Stored items from a collection:
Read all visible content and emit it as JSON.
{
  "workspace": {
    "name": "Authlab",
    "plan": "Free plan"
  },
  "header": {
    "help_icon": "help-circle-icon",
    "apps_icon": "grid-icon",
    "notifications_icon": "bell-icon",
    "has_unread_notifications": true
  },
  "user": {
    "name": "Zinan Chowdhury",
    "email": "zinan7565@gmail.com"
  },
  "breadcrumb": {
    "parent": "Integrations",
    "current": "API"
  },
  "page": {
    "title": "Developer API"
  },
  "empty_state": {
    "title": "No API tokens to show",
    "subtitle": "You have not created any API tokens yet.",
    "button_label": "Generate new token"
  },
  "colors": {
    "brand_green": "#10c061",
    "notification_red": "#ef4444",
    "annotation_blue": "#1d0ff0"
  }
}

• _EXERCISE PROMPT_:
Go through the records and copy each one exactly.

• _ANSWER TO THIS TASK_:
Read all visible content and emit it as JSON.
{
  "workspace": {
    "name": "Authlab",
    "plan": "Free plan"
  },
  "header": {
    "help_icon": "help-circle-icon",
    "apps_icon": "grid-icon",
    "notifications_icon": "bell-icon",
    "has_unread_notifications": true
  },
  "user": {
    "name": "Zinan Chowdhury",
    "email": "zinan7565@gmail.com"
  },
  "breadcrumb": {
    "parent": "Integrations",
    "current": "API"
  },
  "page": {
    "title": "Developer API"
  },
  "empty_state": {
    "title": "No API tokens to show",
    "subtitle": "You have not created any API tokens yet.",
    "button_label": "Generate new token"
  },
  "colors": {
    "brand_green": "#10c061",
    "notification_red": "#ef4444",
    "annotation_blue": "#1d0ff0"
  }
}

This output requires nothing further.